Segment Open

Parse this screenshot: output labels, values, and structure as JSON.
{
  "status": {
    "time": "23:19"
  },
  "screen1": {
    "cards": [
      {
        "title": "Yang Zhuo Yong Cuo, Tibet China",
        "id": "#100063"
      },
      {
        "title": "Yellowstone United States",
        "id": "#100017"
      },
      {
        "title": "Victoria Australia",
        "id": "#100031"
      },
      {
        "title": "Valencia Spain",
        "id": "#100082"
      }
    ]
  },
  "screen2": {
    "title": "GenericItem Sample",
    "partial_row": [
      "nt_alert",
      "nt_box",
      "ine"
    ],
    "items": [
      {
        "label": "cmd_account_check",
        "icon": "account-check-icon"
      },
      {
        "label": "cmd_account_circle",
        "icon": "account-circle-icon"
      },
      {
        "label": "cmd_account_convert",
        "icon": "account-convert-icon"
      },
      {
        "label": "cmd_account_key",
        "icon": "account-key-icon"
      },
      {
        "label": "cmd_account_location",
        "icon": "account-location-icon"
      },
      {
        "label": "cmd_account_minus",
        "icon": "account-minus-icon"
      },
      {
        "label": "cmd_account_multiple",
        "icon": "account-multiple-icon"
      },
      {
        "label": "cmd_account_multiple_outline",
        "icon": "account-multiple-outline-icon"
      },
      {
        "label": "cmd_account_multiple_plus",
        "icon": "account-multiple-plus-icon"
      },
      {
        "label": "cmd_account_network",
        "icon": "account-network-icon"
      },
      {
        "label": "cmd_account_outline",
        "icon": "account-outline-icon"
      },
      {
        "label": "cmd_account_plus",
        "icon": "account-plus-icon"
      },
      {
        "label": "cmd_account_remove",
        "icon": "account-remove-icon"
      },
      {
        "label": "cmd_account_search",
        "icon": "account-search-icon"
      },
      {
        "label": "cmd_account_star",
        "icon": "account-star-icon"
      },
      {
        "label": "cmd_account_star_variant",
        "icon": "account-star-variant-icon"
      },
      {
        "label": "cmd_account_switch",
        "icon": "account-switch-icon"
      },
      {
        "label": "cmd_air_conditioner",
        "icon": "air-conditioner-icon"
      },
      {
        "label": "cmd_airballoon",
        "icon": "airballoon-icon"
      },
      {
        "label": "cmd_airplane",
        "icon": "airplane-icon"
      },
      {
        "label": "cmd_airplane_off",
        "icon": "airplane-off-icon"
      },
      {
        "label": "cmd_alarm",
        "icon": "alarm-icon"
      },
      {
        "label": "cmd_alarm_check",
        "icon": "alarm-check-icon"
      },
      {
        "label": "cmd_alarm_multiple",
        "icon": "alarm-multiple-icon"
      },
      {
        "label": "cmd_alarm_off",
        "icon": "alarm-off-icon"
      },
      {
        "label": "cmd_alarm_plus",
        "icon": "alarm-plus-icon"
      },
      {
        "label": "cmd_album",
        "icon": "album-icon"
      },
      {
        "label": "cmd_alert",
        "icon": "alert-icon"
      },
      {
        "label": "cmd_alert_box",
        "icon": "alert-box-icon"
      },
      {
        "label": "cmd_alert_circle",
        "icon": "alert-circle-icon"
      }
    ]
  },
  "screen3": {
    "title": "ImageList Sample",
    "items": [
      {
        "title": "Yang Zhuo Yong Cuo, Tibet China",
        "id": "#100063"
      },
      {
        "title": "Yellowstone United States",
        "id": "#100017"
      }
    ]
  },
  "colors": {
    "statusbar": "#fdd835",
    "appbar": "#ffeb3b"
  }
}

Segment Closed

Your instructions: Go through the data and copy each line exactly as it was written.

Task solution:
Parse this screenshot: output labels, values, and structure as JSON.
{
  "status": {
    "time": "23:19"
  },
  "screen1": {
    "cards": [
      {
        "title": "Yang Zhuo Yong Cuo, Tibet China",
        "id": "#100063"
      },
      {
        "title": "Yellowstone United States",
        "id": "#100017"
      },
      {
        "title": "Victoria Australia",
        "id": "#100031"
      },
      {
        "title": "Valencia Spain",
        "id": "#100082"
      }
    ]
  },
  "screen2": {
    "title": "GenericItem Sample",
    "partial_row": [
      "nt_alert",
      "nt_box",
      "ine"
    ],
    "items": [
      {
        "label": "cmd_account_check",
        "icon": "account-check-icon"
      },
      {
        "label": "cmd_account_circle",
        "icon": "account-circle-icon"
      },
      {
        "label": "cmd_account_convert",
        "icon": "account-convert-icon"
      },
      {
        "label": "cmd_account_key",
        "icon": "account-key-icon"
      },
      {
        "label": "cmd_account_location",
        "icon": "account-location-icon"
      },
      {
        "label": "cmd_account_minus",
        "icon": "account-minus-icon"
      },
      {
        "label": "cmd_account_multiple",
        "icon": "account-multiple-icon"
      },
      {
        "label": "cmd_account_multiple_outline",
        "icon": "account-multiple-outline-icon"
      },
      {
        "label": "cmd_account_multiple_plus",
        "icon": "account-multiple-plus-icon"
      },
      {
        "label": "cmd_account_network",
        "icon": "account-network-icon"
      },
      {
        "label": "cmd_account_outline",
        "icon": "account-outline-icon"
      },
      {
        "label": "cmd_account_plus",
        "icon": "account-plus-icon"
      },
      {
        "label": "cmd_account_remove",
        "icon": "account-remove-icon"
      },
      {
        "label": "cmd_account_search",
        "icon": "account-search-icon"
      },
      {
        "label": "cmd_account_star",
        "icon": "account-star-icon"
      },
      {
        "label": "cmd_account_star_variant",
        "icon": "account-star-variant-icon"
      },
      {
        "label": "cmd_account_switch",
        "icon": "account-switch-icon"
      },
      {
        "label": "cmd_air_conditioner",
        "icon": "air-conditioner-icon"
      },
      {
        "label": "cmd_airballoon",
        "icon": "airballoon-icon"
      },
      {
        "label": "cmd_airplane",
        "icon": "airplane-icon"
      },
      {
        "label": "cmd_airplane_off",
        "icon": "airplane-off-icon"
      },
      {
        "label": "cmd_alarm",
        "icon": "alarm-icon"
      },
      {
        "label": "cmd_alarm_check",
        "icon": "alarm-check-icon"
      },
      {
        "label": "cmd_alarm_multiple",
        "icon": "alarm-multiple-icon"
      },
      {
        "label": "cmd_alarm_off",
        "icon": "alarm-off-icon"
      },
      {
        "label": "cmd_alarm_plus",
        "icon": "alarm-plus-icon"
      },
      {
        "label": "cmd_album",
        "icon": "album-icon"
      },
      {
        "label": "cmd_alert",
        "icon": "alert-icon"
      },
      {
        "label": "cmd_alert_box",
        "icon": "alert-box-icon"
      },
      {
        "label": "cmd_alert_circle",
        "icon": "alert-circle-icon"
      }
    ]
  },
  "screen3": {
    "title": "ImageList Sample",
    "items": [
      {
        "title": "Yang Zhuo Yong Cuo, Tibet China",
        "id": "#100063"
      },
      {
        "title": "Yellowstone United States",
        "id": "#100017"
      }
    ]
  },
  "colors": {
    "statusbar": "#fdd835",
    "appbar": "#ffeb3b"
  }
}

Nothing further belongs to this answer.